Make sure you keep up on the voluntary contributions for National Insurance (which you can backdate up to 6 years).

I think that’s all you really need to know. Staying a resident voluntarily even if you’re out f the country will mean that banking etc isn’t a pain in the bum. I learnt that the hard way after becoming a resident elsewhere that banks essentially stop being easy if you’re a non-resident.

Thanks travelrawr :smile:

I’m leaving my company and starting a consultancy. I’m wondering will I get hit with the IR35 if I continue to work for my current company (the company I am currently employed full time/permanent)? I will be working for other clients, but they may be my biggest client.

Cheers

Honestly, I have no idea. For in depth tax advise, always seek a professional.

For loose guidance, ask us :stuck_out_tongue:

The staturory residence test (https://www.gov.uk/government/publications/rdr3-statutory-residence-test-srt) actually defines days in the UK dependent on your ties to the country. It can go all the way down to 15 if you have a lot of ties remaining after leaving.

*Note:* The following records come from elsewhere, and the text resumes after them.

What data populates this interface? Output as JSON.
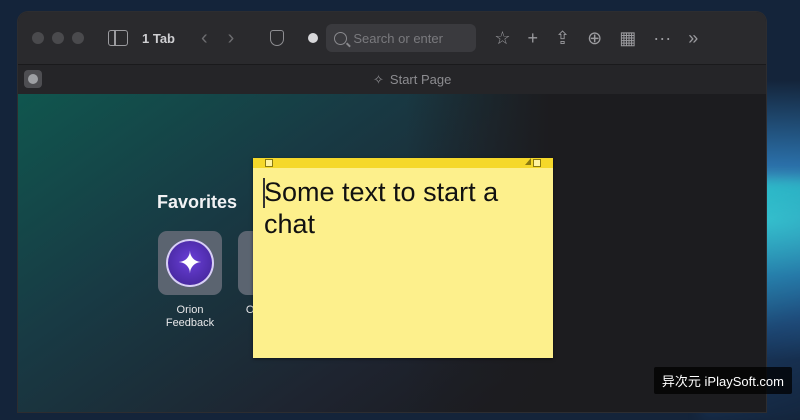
{
  "toolbar": {
    "tab_count": "1 Tab",
    "search_placeholder": "Search or enter",
    "icons": [
      "sidebar-icon",
      "back-icon",
      "forward-icon",
      "shield-icon",
      "star-icon",
      "plus-icon",
      "share-icon",
      "download-icon",
      "grid-icon",
      "more-icon",
      "chevrons-right-icon"
    ]
  },
  "tabbar": {
    "title": "Start Page"
  },
  "favorites": {
    "heading": "Favorites",
    "items": [
      {
        "label_line1": "Orion",
        "label_line2": "Feedback"
      },
      {
        "label_line1": "Or",
        "label_line2": ""
      }
    ]
  },
  "sticky": {
    "text": "Some text to start a chat",
    "color": "#fdf08c"
  },
  "watermark": {
    "text": "异次元 iPlaySoft.com"
  }
}
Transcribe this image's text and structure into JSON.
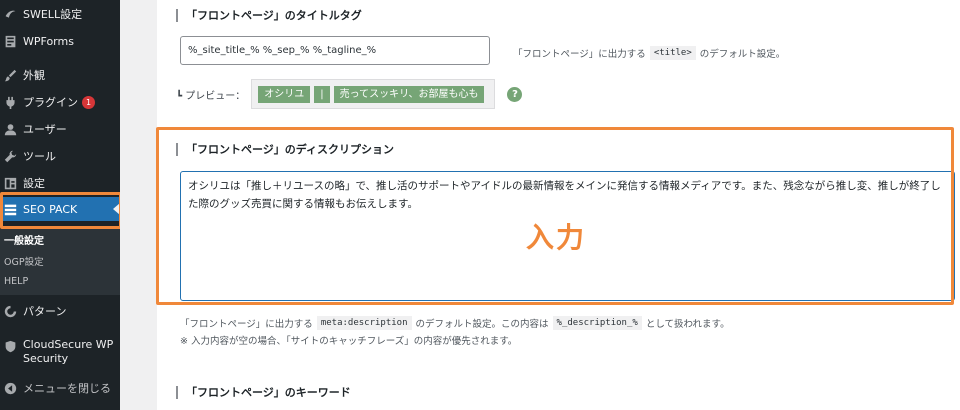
{
  "sidebar": {
    "items": [
      {
        "label": "SWELL設定",
        "icon": "swell-icon"
      },
      {
        "label": "WPForms",
        "icon": "forms-icon"
      },
      {
        "label": "外観",
        "icon": "brush-icon"
      },
      {
        "label": "プラグイン",
        "icon": "plugin-icon",
        "badge": "1"
      },
      {
        "label": "ユーザー",
        "icon": "user-icon"
      },
      {
        "label": "ツール",
        "icon": "wrench-icon"
      },
      {
        "label": "設定",
        "icon": "settings-icon"
      },
      {
        "label": "SEO PACK",
        "icon": "list-icon",
        "active": true
      }
    ],
    "submenu": [
      "一般設定",
      "OGP設定",
      "HELP"
    ],
    "pattern_label": "パターン",
    "cloudsecure_label_line1": "CloudSecure WP",
    "cloudsecure_label_line2": "Security",
    "collapse_label": "メニューを閉じる"
  },
  "title_tag": {
    "heading": "「フロントページ」のタイトルタグ",
    "value": "%_site_title_% %_sep_% %_tagline_%",
    "hint_before": "「フロントページ」に出力する",
    "hint_code": "<title>",
    "hint_after": "のデフォルト設定。",
    "preview_label": "┗ プレビュー：",
    "preview_chips": [
      "オシリユ",
      "|",
      "売ってスッキリ、お部屋も心も"
    ],
    "help": "?"
  },
  "description": {
    "heading": "「フロントページ」のディスクリプション",
    "value": "オシリユは「推し＋リユースの略」で、推し活のサポートやアイドルの最新情報をメインに発信する情報メディアです。また、残念ながら推し変、推しが終了した際のグッズ売買に関する情報もお伝えします。",
    "annotation": "入力",
    "hint_before": "「フロントページ」に出力する",
    "hint_code": "meta:description",
    "hint_mid": "のデフォルト設定。この内容は",
    "hint_code2": "%_description_%",
    "hint_after": "として扱われます。",
    "note": "※ 入力内容が空の場合、「サイトのキャッチフレーズ」の内容が優先されます。"
  },
  "keywords": {
    "heading": "「フロントページ」のキーワード"
  },
  "colors": {
    "sidebar_bg": "#1d2327",
    "active": "#2271b1",
    "highlight": "#f0883a",
    "chip": "#76a576"
  }
}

90 days is a gross oversimplification (and referring to “UK LLC” which is an entity that doesn’t exist in UK law doesn’t fill with confidence), and HMRC tend to wait >1 year to “sign you out” if you can’t show a job. If you don’t have a new foreign address on your form P85, well, legally you may not be resident, but HMRC may take you to court over it to make you prove it.

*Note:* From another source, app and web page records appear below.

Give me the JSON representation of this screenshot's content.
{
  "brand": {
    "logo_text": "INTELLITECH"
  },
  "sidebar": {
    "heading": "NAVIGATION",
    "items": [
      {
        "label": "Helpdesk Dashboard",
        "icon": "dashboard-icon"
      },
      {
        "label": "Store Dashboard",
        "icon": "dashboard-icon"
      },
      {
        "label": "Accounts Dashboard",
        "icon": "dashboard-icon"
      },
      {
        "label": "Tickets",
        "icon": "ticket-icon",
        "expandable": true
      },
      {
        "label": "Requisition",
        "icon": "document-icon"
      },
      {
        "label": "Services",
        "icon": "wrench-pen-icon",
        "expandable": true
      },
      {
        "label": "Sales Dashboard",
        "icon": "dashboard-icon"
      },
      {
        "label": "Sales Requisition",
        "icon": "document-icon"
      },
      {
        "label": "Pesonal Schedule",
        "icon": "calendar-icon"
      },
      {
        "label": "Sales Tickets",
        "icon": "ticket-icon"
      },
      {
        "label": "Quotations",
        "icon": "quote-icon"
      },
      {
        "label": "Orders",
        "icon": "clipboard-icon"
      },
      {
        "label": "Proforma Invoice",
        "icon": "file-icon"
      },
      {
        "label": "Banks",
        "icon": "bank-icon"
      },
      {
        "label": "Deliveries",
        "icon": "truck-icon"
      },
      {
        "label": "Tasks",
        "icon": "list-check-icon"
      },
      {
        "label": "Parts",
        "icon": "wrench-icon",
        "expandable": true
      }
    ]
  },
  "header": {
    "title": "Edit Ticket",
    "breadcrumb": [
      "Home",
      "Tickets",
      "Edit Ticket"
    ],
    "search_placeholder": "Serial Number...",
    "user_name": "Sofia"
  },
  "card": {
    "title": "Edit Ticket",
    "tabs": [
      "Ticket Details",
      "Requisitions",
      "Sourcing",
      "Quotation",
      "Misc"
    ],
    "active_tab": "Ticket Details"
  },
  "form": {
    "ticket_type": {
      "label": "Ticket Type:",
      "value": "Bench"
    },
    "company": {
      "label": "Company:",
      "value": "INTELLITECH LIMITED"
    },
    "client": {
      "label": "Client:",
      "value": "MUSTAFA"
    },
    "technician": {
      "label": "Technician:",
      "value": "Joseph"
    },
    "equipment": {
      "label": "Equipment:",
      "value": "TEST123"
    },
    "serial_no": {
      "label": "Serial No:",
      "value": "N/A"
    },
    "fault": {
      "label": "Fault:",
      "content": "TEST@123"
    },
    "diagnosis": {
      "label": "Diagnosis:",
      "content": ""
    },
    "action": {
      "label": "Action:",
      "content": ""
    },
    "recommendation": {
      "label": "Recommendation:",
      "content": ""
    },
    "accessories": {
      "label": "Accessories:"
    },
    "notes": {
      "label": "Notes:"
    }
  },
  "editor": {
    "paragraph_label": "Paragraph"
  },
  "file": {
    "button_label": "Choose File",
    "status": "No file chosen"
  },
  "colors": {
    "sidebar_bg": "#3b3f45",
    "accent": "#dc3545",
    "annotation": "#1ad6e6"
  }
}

Yes, this is the thing that is making me want to leave the UK at the moment. It seems very strange that they would want to penalise people who are moving to contract roles (something that’s happening very often nowadays, due to internet flexibility). Why penalise people who are starting their own consultancy? This kills highly successful business before they have even started…

If the UK government want to create an IR35 why be so vague about the requirements? Why is it that we have to get insurance (just in case the inland revenue try to screw us and even then there is no guarantees, because the IR35 is so vague, these insurance companies can back out of their guarantees pretty easily it seems)?

It seems that the UK is not the place any more for a small fledgling business. Honestly I think about what I will be losing by leaving the UK and it’s not that much TBH, just pension (which is probably less than 6 grand a year, and I probably wont be able to claim it until I’m 102 by that point anyway)

Such a shame, I thought the UK would be leading the way in terms of new business, technology etc, but it seems like we’re actually going backwards. They seem to want to control every single tiny little detail of our lives, when actually they’re missing the really big things (like taxing starbucks/amazon).

Defies logic really :confused: , but then since when were the UK government logical about anything ???